Type:article
Date:2006
Institution: TNO Kwaliteit van Leven
Source:Medical Decision Making, 2, 26, 145-153
Identifier: 239171
doi: DOI:10.1177/0272989X06286479
Keywords: Health · Cardiovascular risk · Cost effectiveness analysis · Evidence based medicine · Female · Health care cost · High risk patient · High risk population · Incidence · Major clinical study · Male · Population research · Practice guideline · Primary medical care · Quality adjusted life year · Adult · Aged · Cost-Benefit Analysis · Guideline Adherence · Health Care Costs · Humans · Hypertension · Mass Screening · Middle Aged · Models, Theoretical · Netherlands · Practice Guidelines · Primary Health Care · Quality-Adjusted Life Years · Risk Factors · Risk Reduction Behavior

Abstract

Background. Guidelines for screening and subsequent treatment of hypertension vary widely between countries. Part of this variation can be attributed to systematic differences between populations, but little is known about the way in which guidelines should be targeted to the population of interest. Optimal guidelines should have high yield and low complexity. The goal is to fit procedures for screening and subsequent treatment of hypertension optimally to a specific population. Methods. Simulation study on individual cardiovascular risk profiles, with drug treatment altering the 10-year cardiovascular risk. The analysis compares the consequences of various screening and treatment alternatives. The reference scenario consists of the Dutch hypertension guidelines for primary care. A representative sample of the Dutch population aged 20 years and older is taken as the target. Main outcome measures include incidence, quality-adjusted life years won, number needed to screen, and costs (prevention, morbidity, and mortality). The discount rate is 4%. Results. Strict adherence to the current hypertension guidelines saves costs (i.e., the total prevention costs are less than the costs of prevented morbidity and mortality). The following changes increase its cost-effectiveness: use of lower blood pressure levels for screening and treatment, reduction of the number of screens from 5 to 3, and active call-up of high-risk patients. The adherence to guidelines has a large influence on actual cost-effectiveness achieved in practice.

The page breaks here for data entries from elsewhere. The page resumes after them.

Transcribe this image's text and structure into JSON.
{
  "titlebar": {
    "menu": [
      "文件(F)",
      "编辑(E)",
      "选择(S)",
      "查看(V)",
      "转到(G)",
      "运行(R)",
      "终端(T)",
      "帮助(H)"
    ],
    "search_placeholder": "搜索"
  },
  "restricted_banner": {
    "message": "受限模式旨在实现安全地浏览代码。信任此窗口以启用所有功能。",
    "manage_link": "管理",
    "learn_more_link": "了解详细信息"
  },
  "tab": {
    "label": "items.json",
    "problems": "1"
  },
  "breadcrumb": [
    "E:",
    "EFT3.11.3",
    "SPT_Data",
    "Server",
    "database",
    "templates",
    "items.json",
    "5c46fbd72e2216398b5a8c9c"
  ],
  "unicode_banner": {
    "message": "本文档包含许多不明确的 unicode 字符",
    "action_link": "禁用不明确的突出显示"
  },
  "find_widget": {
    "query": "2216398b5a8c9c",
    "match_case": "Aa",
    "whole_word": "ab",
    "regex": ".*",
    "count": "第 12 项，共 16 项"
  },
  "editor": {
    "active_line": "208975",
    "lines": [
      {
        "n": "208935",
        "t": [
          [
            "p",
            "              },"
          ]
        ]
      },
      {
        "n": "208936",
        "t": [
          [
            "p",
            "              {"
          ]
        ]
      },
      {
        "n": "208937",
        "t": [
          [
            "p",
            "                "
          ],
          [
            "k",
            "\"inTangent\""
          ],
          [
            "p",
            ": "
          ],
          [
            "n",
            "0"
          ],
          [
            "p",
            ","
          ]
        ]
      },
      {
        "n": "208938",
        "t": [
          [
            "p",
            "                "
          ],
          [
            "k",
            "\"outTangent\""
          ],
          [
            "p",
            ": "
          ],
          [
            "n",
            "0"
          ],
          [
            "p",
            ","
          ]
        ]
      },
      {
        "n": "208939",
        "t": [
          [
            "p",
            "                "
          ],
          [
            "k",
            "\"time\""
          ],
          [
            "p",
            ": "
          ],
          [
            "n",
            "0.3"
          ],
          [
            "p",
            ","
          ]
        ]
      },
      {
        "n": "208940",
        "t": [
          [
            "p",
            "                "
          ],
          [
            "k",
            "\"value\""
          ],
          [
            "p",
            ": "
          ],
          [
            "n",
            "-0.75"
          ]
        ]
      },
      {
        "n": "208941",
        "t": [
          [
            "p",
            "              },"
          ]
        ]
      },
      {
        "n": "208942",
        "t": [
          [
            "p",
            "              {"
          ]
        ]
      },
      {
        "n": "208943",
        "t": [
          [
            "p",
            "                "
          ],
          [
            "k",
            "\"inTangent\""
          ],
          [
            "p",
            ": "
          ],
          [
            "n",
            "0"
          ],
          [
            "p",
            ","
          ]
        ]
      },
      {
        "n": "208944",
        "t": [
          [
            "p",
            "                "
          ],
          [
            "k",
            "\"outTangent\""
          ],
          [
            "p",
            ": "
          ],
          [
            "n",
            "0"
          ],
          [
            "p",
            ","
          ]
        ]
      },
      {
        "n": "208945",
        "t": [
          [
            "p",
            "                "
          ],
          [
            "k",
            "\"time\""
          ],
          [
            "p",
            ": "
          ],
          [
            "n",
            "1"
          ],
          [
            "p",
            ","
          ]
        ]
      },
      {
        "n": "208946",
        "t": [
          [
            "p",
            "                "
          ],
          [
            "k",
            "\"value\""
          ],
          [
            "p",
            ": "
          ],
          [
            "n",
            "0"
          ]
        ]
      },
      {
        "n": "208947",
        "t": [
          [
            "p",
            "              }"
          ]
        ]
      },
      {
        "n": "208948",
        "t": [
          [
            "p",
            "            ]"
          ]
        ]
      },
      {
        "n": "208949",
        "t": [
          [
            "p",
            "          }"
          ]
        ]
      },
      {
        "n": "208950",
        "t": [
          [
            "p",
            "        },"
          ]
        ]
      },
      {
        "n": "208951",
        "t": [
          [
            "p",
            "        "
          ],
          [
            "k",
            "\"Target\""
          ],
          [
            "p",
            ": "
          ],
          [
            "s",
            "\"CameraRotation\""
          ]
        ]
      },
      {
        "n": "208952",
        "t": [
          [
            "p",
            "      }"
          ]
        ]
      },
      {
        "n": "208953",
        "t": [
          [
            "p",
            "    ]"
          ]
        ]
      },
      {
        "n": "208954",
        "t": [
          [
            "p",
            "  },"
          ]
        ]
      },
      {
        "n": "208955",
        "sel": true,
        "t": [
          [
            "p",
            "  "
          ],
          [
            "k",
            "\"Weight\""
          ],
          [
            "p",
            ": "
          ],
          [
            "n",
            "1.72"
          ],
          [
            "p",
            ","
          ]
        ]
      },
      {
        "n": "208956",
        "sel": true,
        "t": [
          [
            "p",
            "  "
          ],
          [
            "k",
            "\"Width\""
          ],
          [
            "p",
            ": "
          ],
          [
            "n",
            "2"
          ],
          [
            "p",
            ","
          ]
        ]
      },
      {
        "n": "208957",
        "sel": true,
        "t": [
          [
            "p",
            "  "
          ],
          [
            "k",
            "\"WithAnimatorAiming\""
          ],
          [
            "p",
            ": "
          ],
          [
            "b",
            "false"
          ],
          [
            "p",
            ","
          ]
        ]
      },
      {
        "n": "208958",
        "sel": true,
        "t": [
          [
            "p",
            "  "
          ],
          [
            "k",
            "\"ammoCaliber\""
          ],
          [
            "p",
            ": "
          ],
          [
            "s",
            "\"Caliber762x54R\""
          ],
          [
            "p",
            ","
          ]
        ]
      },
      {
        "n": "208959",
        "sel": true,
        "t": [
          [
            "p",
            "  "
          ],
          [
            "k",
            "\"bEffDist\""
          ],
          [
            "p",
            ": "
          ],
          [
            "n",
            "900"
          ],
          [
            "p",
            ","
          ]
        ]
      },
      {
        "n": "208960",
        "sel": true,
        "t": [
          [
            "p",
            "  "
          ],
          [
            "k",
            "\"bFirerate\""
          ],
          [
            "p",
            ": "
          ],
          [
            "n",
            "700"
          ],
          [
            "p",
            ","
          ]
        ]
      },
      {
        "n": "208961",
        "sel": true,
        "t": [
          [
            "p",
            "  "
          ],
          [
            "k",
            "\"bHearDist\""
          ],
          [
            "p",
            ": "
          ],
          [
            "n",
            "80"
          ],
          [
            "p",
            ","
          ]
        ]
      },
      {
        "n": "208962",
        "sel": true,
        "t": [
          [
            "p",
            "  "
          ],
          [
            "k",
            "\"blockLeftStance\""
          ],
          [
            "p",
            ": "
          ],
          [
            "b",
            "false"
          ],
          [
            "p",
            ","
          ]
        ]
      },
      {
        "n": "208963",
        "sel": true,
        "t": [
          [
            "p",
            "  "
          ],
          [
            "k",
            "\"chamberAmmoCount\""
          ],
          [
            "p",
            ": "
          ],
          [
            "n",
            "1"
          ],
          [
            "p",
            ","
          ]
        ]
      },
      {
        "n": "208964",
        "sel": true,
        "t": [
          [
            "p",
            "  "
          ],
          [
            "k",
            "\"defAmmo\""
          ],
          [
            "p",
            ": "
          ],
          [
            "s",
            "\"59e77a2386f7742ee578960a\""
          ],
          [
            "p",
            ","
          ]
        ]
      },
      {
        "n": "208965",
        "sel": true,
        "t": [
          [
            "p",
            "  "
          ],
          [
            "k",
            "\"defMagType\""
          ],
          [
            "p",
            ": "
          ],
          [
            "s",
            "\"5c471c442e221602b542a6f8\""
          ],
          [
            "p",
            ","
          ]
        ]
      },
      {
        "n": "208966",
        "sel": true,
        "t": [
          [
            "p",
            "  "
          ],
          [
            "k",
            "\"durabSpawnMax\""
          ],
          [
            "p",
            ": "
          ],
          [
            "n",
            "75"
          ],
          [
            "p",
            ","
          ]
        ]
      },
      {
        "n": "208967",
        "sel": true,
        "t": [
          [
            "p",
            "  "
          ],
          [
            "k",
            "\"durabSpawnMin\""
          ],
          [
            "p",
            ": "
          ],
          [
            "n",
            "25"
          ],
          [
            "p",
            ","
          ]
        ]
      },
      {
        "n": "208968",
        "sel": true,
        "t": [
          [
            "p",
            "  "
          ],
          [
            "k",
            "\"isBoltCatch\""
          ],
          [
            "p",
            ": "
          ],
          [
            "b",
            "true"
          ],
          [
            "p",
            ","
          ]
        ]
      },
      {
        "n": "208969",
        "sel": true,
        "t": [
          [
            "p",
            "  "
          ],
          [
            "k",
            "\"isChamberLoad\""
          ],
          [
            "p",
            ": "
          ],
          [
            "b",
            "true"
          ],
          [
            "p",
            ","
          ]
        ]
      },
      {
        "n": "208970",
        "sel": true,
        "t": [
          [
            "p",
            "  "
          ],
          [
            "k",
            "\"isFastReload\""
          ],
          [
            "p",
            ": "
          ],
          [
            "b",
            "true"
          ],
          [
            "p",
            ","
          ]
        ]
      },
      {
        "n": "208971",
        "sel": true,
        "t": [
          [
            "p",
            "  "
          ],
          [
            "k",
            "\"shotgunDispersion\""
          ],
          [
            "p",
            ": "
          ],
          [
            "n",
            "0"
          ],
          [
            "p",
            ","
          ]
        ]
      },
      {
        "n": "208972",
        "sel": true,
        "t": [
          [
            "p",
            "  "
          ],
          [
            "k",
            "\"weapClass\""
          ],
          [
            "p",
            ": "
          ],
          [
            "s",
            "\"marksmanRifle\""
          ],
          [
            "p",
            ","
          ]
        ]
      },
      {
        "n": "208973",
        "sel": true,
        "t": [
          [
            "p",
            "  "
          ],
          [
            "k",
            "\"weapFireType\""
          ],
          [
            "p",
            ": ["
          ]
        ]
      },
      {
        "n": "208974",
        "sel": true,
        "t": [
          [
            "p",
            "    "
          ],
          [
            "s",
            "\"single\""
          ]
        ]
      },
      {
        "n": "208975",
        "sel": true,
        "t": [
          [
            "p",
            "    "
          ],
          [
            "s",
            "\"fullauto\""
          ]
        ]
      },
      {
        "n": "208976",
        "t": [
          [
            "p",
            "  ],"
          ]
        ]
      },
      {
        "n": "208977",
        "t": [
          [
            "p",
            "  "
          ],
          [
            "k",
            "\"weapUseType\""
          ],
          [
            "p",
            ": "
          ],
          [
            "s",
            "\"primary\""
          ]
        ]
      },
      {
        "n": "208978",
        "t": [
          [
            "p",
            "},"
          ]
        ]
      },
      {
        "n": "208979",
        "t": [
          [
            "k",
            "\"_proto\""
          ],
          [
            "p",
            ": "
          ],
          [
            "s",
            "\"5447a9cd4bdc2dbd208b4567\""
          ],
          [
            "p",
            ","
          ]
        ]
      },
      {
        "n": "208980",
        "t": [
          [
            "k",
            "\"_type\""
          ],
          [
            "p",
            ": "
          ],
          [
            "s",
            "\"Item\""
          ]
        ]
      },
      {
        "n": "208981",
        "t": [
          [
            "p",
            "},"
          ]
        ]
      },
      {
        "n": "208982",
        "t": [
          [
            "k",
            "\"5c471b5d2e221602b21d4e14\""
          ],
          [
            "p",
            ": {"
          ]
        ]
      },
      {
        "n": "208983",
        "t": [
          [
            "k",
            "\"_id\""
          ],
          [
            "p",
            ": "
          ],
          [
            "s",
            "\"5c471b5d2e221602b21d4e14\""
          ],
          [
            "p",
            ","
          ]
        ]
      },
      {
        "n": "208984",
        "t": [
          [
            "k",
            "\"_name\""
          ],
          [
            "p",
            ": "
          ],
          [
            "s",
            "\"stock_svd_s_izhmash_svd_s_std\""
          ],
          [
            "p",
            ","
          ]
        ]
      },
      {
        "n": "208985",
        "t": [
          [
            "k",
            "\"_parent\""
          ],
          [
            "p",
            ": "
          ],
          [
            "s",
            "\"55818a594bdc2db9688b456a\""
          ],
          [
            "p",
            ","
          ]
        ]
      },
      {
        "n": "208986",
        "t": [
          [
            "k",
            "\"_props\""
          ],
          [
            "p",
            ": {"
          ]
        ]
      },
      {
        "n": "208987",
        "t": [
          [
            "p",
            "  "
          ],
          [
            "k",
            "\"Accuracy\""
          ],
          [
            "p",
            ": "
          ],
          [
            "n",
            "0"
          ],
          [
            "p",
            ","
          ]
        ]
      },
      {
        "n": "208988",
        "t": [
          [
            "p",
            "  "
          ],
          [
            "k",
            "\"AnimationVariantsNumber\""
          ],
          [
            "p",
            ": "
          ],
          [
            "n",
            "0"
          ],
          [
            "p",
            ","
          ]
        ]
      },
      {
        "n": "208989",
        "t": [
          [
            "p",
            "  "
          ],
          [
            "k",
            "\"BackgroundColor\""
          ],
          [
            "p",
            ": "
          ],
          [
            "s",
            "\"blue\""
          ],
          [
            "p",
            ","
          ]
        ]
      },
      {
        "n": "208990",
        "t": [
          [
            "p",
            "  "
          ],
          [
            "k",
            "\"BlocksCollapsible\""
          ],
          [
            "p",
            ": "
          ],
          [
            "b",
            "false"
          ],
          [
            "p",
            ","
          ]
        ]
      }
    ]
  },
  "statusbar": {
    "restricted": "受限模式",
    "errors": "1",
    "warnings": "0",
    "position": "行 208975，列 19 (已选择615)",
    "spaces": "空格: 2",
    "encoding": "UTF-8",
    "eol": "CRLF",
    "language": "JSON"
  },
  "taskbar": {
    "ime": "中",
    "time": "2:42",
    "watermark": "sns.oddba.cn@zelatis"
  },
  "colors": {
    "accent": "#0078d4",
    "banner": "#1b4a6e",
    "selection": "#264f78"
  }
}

Conclusions. Appropriate targeting of hypertension guidelines to a population and critical appraisal of the entire screening procedure can enhance cost-effectiveness.